*What to do:* If a picture appears in the records below, drop it, and reproduce everything else exactly.

*Data shown:*
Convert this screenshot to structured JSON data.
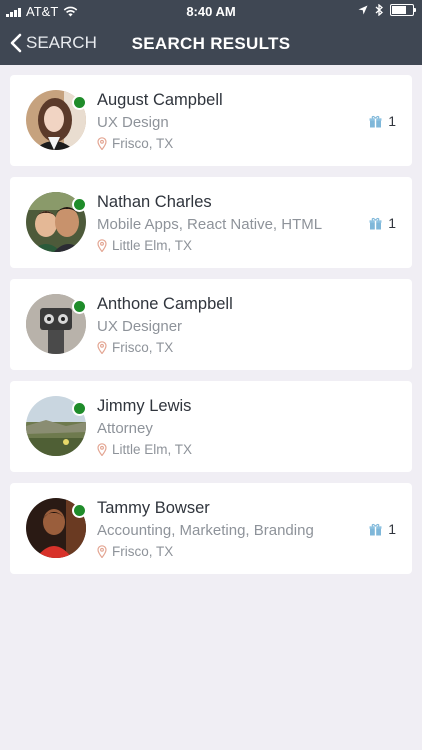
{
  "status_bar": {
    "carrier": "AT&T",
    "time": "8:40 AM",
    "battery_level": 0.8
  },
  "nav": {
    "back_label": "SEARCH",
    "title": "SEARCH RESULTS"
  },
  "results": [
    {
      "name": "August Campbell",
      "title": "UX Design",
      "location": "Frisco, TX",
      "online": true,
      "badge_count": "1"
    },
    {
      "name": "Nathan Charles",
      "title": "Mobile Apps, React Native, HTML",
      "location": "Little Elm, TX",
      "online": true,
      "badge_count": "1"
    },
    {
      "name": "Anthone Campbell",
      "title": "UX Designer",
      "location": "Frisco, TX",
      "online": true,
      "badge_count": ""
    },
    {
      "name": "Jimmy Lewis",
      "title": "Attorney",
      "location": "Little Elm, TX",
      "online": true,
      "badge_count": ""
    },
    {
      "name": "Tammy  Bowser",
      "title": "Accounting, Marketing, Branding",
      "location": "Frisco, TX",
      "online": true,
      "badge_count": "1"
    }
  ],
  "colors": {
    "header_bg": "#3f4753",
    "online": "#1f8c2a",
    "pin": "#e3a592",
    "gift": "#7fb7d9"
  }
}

*Solution below:*
Convert this screenshot to structured JSON data.
{
  "status_bar": {
    "carrier": "AT&T",
    "time": "8:40 AM",
    "battery_level": 0.8
  },
  "nav": {
    "back_label": "SEARCH",
    "title": "SEARCH RESULTS"
  },
  "results": [
    {
      "name": "August Campbell",
      "title": "UX Design",
      "location": "Frisco, TX",
      "online": true,
      "badge_count": "1"
    },
    {
      "name": "Nathan Charles",
      "title": "Mobile Apps, React Native, HTML",
      "location": "Little Elm, TX",
      "online": true,
      "badge_count": "1"
    },
    {
      "name": "Anthone Campbell",
      "title": "UX Designer",
      "location": "Frisco, TX",
      "online": true,
      "badge_count": ""
    },
    {
      "name": "Jimmy Lewis",
      "title": "Attorney",
      "location": "Little Elm, TX",
      "online": true,
      "badge_count": ""
    },
    {
      "name": "Tammy  Bowser",
      "title": "Accounting, Marketing, Branding",
      "location": "Frisco, TX",
      "online": true,
      "badge_count": "1"
    }
  ],
  "colors": {
    "header_bg": "#3f4753",
    "online": "#1f8c2a",
    "pin": "#e3a592",
    "gift": "#7fb7d9"
  }
}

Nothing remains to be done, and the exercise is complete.